Requirement: Return the data verbatim, without pictures.
___ Exercise data
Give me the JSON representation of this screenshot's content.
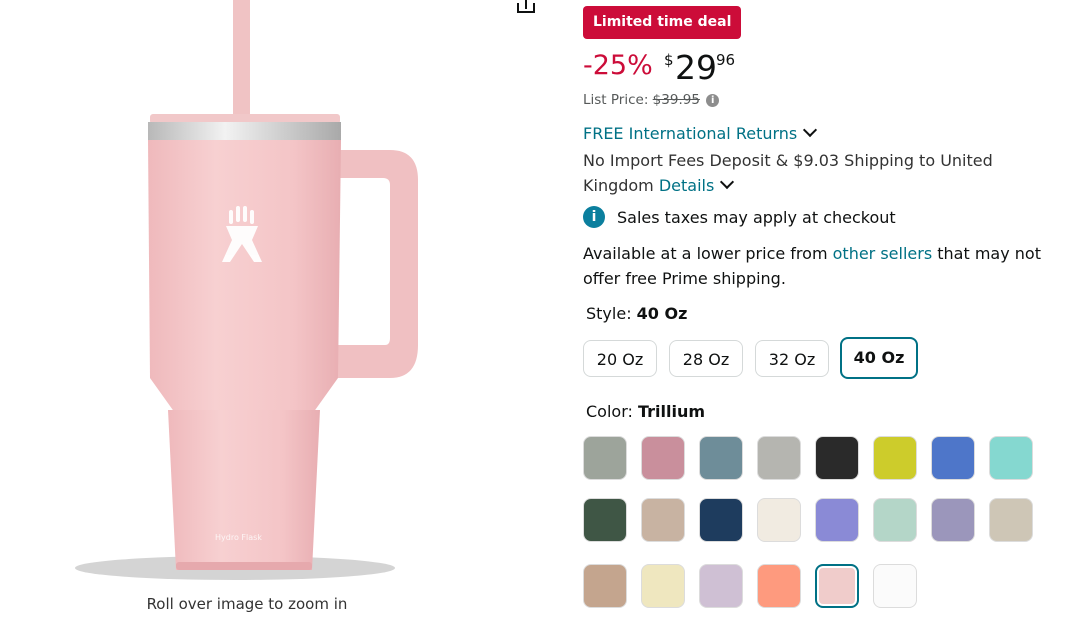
{
  "product_image": {
    "zoom_hint": "Roll over image to zoom in",
    "brand_mark": "Hydro Flask",
    "color": "#f4c7c8"
  },
  "deal": {
    "badge": "Limited time deal",
    "badge_color": "#cc0c39"
  },
  "price": {
    "discount": "-25%",
    "currency": "$",
    "whole": "29",
    "fraction": "96",
    "list_label": "List Price:",
    "list_value": "$39.95"
  },
  "shipping": {
    "returns_link": "FREE International Returns",
    "import_text": "No Import Fees Deposit & $9.03 Shipping to United Kingdom",
    "details_link": "Details"
  },
  "tax": {
    "text": "Sales taxes may apply at checkout"
  },
  "lower_price": {
    "prefix": "Available at a lower price from",
    "link": "other sellers",
    "suffix": "that may not offer free Prime shipping."
  },
  "style": {
    "label": "Style:",
    "selected": "40 Oz",
    "options": [
      "20 Oz",
      "28 Oz",
      "32 Oz",
      "40 Oz"
    ]
  },
  "color": {
    "label": "Color:",
    "selected": "Trillium",
    "swatches": [
      "#9da49b",
      "#c98f9c",
      "#6e8d99",
      "#b5b5b0",
      "#2a2a2a",
      "#cdcc2b",
      "#4e76c9",
      "#85d8d0",
      "#3f5645",
      "#c8b3a2",
      "#1e3c5e",
      "#f1ebe1",
      "#8a8ad6",
      "#b4d6c8",
      "#9b96bb",
      "#cec6b6",
      "#c4a58e",
      "#efe7bf",
      "#cfc0d4",
      "#fe9a7e",
      "#f0cccb",
      "#fbfbfb"
    ],
    "selected_index": 20
  }
}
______
The completed task:
Give me the JSON representation of this screenshot's content.
{
  "product_image": {
    "zoom_hint": "Roll over image to zoom in",
    "brand_mark": "Hydro Flask",
    "color": "#f4c7c8"
  },
  "deal": {
    "badge": "Limited time deal",
    "badge_color": "#cc0c39"
  },
  "price": {
    "discount": "-25%",
    "currency": "$",
    "whole": "29",
    "fraction": "96",
    "list_label": "List Price:",
    "list_value": "$39.95"
  },
  "shipping": {
    "returns_link": "FREE International Returns",
    "import_text": "No Import Fees Deposit & $9.03 Shipping to United Kingdom",
    "details_link": "Details"
  },
  "tax": {
    "text": "Sales taxes may apply at checkout"
  },
  "lower_price": {
    "prefix": "Available at a lower price from",
    "link": "other sellers",
    "suffix": "that may not offer free Prime shipping."
  },
  "style": {
    "label": "Style:",
    "selected": "40 Oz",
    "options": [
      "20 Oz",
      "28 Oz",
      "32 Oz",
      "40 Oz"
    ]
  },
  "color": {
    "label": "Color:",
    "selected": "Trillium",
    "swatches": [
      "#9da49b",
      "#c98f9c",
      "#6e8d99",
      "#b5b5b0",
      "#2a2a2a",
      "#cdcc2b",
      "#4e76c9",
      "#85d8d0",
      "#3f5645",
      "#c8b3a2",
      "#1e3c5e",
      "#f1ebe1",
      "#8a8ad6",
      "#b4d6c8",
      "#9b96bb",
      "#cec6b6",
      "#c4a58e",
      "#efe7bf",
      "#cfc0d4",
      "#fe9a7e",
      "#f0cccb",
      "#fbfbfb"
    ],
    "selected_index": 20
  }
}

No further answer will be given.